Wednesday, June 26, 2013

Focusing on Hip Flexors

Tight Hip Flexors affect Athletes as well as the general population. In Evolutionary terms humans have not been standing fully upright long enough to have perfectly adapted hip flexors. With the amount people sit nowadays (driving, couch, computer, etc) our hip flexors are consistently closed allowing them to shorten. They almost never receive any kind of stretching unless your a very conscious athlete or rehabbing from injury.

When the Hip Flexors tighten the Pelvis is put into a tilt partially disengaging the Glute complex which is a major stabilizing group. This affects the arches of the feet as well as strains the Hamstrings and puts the back in Hyperextension. Injuries can occur including ACL, low back, and Piriformis issues. Other issues that Athletes should be aware of is while your body mechanics are altered due to the torso Hyperextending the Diaphragm is in a partial inhalation position that affects breathing which will alter your endurance.
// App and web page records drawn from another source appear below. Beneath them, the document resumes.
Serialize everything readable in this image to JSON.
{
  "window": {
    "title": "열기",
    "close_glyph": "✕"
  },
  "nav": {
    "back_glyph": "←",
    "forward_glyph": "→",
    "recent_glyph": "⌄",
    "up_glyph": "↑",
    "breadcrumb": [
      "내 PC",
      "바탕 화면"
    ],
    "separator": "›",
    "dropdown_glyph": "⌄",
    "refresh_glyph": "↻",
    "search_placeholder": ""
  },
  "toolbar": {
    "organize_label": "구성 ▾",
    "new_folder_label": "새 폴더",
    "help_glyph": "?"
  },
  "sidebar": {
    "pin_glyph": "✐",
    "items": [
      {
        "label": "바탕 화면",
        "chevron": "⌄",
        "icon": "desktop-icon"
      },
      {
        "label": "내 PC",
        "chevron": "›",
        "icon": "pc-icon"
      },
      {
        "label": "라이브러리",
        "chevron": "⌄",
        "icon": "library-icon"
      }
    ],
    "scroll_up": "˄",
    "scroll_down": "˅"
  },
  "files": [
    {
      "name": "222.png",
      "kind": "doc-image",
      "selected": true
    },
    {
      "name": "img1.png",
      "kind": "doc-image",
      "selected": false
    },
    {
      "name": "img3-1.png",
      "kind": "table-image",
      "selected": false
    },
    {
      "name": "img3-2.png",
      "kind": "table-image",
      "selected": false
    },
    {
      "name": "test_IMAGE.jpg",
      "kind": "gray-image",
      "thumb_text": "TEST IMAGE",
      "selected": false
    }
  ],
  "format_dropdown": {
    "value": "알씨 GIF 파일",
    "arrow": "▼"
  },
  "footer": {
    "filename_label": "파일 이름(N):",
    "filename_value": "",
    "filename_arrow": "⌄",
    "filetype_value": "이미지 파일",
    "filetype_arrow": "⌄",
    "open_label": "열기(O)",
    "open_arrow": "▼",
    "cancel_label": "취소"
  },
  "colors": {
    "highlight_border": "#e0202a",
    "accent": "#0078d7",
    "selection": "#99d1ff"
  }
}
To prevent adaptive shorting of the Hip Flexors include stretching plus corrective exercises to the Glutes, Hamstrings and Adductors - which are Posterior to Hip Flexor function.

Sunday, June 16, 2013

Utilizing fat stores

Want to maximize the amount of fat you lose in training?  It is often assumed that low-intensity exercise is best for burning fat.  During exercise at a very low intensity, fat does account for most of the energy expenditure, while at a moderate intensity fat accounts for roughly 50 percent of energy used.  However, at the moderate intensity, the number of calories used per minute is much greater compared to the low intensity, so the total number of calories expended is also greater.  The rate of energy expenditure, rather than simply the percentage of energy expenditure derived from fat, is what’s most important.  Furthermore, endurance-trained individuals rely less on carbohydrates and more on fat as fuel during submaximal exercise.  So, the more running you do, the more fat you will use during subsequent runs.

Now, ignore that preceding paragraph, because to decrease body fat percentage, you don’t necessarily have to use fat during your run.  (After all, sprinters have very little body fat and they do little aerobic exercise)  Most of the fat used during exercise is in the form of intramuscular triglyceride (fat droplets stored within muscle).  Much of the fat from adipose tissue (e.g., around your waistline) is lost during the hours following exercise.  The amount of fat loss depends, in part, on the exercise intensity.  Following high-intensity exercise, there is a higher rate of fat oxidation than following low-intensity exercise.  Because a greater intensity of work can be performed by breaking up the work with periods of rest, interval training is a great way to help decrease body fat percentage.

Sunday, June 2, 2013

Quassy Rev 3 Tri and running

I ventured to the Quassy Rev 3 Triathlon in Connecticut to watch the Pro's compete in the 70.3 part of the event. I'm always amazed by how precise the pros are. Seconds wasted can mean the difference between winning and losing positions. Watching them in the transition area switch from swim-bike to bike-run is really an art. Speed, fluidity and just pure determination. Mounting theTri bikes and dismounting them is something that needs to be practiced until perfect. It's really something to see. After all this is their livelihood. Joe Gambles took the men's victory while Heather Wurtele the women's title. Spectacular efforts in the heat and one of the hardest 70.3 distance events in the country due to the excessive climbing while biking and running. 

The running form of the pros is pretty impressive no matter what shoes they were wearing. Of course my analytical minds takes over at times and I began observing the running style of the non - professionals. Lately the craze is to run in minimalist running shoes which effectively change the foot strike position to a more midfoot strike (which is another debate in itself) but I was really amazed by the people running minimalist shoes exhibiting a defined heel strike. It's as if they were still running in stability or cushioned shoes. This more or less raises the question about the ingrained mechanics in our physiology. Is it possible some people cannot change their mechanics of running no matter what the shoe? A heel landing in minimalist shoes puts more impact on the human framework which is not a good thing, read - injury. Not to mention it increases the time required for recovery. Even if midfoot striking is better than heel striking I truly believe not everyone’s body can adapt over to it. The transition of switching over to minimalist shoes should be a careful and thought out process, it's just not that simple.
Pros Bikes


Joe Gambles winner

Heather Jackson 2nd place

Recovery area